Show, from the records below, all lines that contain the word "saya".

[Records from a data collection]
Segment Open

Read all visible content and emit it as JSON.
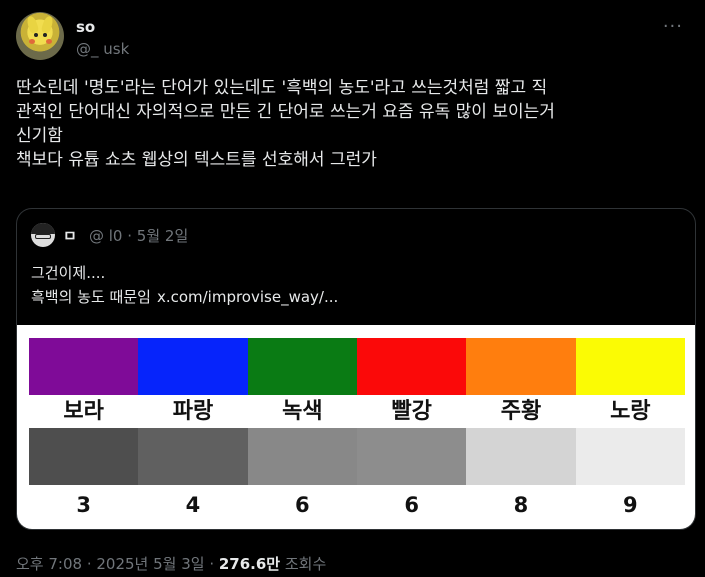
{
  "author": {
    "name": "so",
    "handle": "@_          usk"
  },
  "more_label": "···",
  "tweet_lines": [
    "딴소린데 '명도'라는 단어가 있는데도 '흑백의 농도'라고 쓰는것처럼 짧고 직",
    "관적인 단어대신 자의적으로 만든 긴 단어로 쓰는거 요즘 유독 많이 보이는거",
    "신기함",
    "책보다 유튭 쇼츠 웹상의 텍스트를 선호해서 그런가"
  ],
  "quote": {
    "name": "ㅁ",
    "meta": "@               l0 · 5월 2일",
    "line1": "그건이제....",
    "line2": "흑백의 농도 때문임",
    "link": "x.com/improvise_way/..."
  },
  "figure": {
    "colors": [
      {
        "label": "보라",
        "hex": "#7f0b98"
      },
      {
        "label": "파랑",
        "hex": "#0624fb"
      },
      {
        "label": "녹색",
        "hex": "#0a7b14"
      },
      {
        "label": "빨강",
        "hex": "#fb0909"
      },
      {
        "label": "주황",
        "hex": "#ff7e0e"
      },
      {
        "label": "노랑",
        "hex": "#fbfb04"
      }
    ],
    "grays": [
      {
        "value": "3",
        "hex": "#4e4e4e"
      },
      {
        "value": "4",
        "hex": "#606060"
      },
      {
        "value": "6",
        "hex": "#888888"
      },
      {
        "value": "6",
        "hex": "#8d8d8d"
      },
      {
        "value": "8",
        "hex": "#d4d4d4"
      },
      {
        "value": "9",
        "hex": "#ebebeb"
      }
    ]
  },
  "footer": {
    "time": "오후 7:08 · 2025년 5월 3일 · ",
    "views": "276.6만",
    "views_label": " 조회수"
  }
}
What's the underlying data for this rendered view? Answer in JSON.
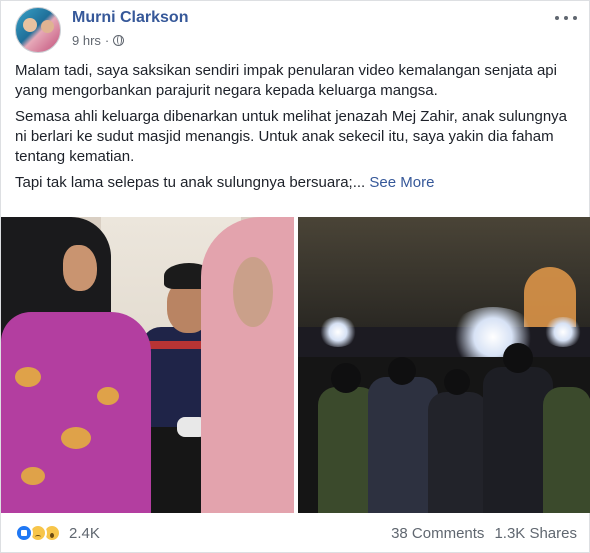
{
  "post": {
    "author": "Murni Clarkson",
    "time": "9 hrs",
    "dot": "·",
    "paragraphs": [
      "Malam tadi, saya saksikan sendiri impak penularan video kemalangan senjata api yang mengorbankan parajurit negara kepada keluarga mangsa.",
      "Semasa ahli keluarga dibenarkan untuk melihat jenazah Mej Zahir, anak sulungnya ni berlari ke sudut masjid menangis. Untuk anak sekecil itu, saya yakin dia faham tentang kematian.",
      "Tapi tak lama selepas tu anak sulungnya bersuara;..."
    ],
    "see_more": "See More"
  },
  "footer": {
    "reaction_count": "2.4K",
    "comments": "38 Comments",
    "shares": "1.3K Shares"
  },
  "icons": {
    "privacy": "globe-icon",
    "options": "more-options-icon",
    "reactions": [
      "like-icon",
      "sad-icon",
      "wow-icon"
    ]
  },
  "colors": {
    "author_link": "#365899",
    "meta_text": "#616770",
    "like_blue": "#2078f4"
  }
}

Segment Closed

- TASK ANSWER
      "Malam tadi, saya saksikan sendiri impak penularan video kemalangan senjata api yang mengorbankan parajurit negara kepada keluarga mangsa.",
      "Semasa ahli keluarga dibenarkan untuk melihat jenazah Mej Zahir, anak sulungnya ni berlari ke sudut masjid menangis. Untuk anak sekecil itu, saya yakin dia faham tentang kematian.",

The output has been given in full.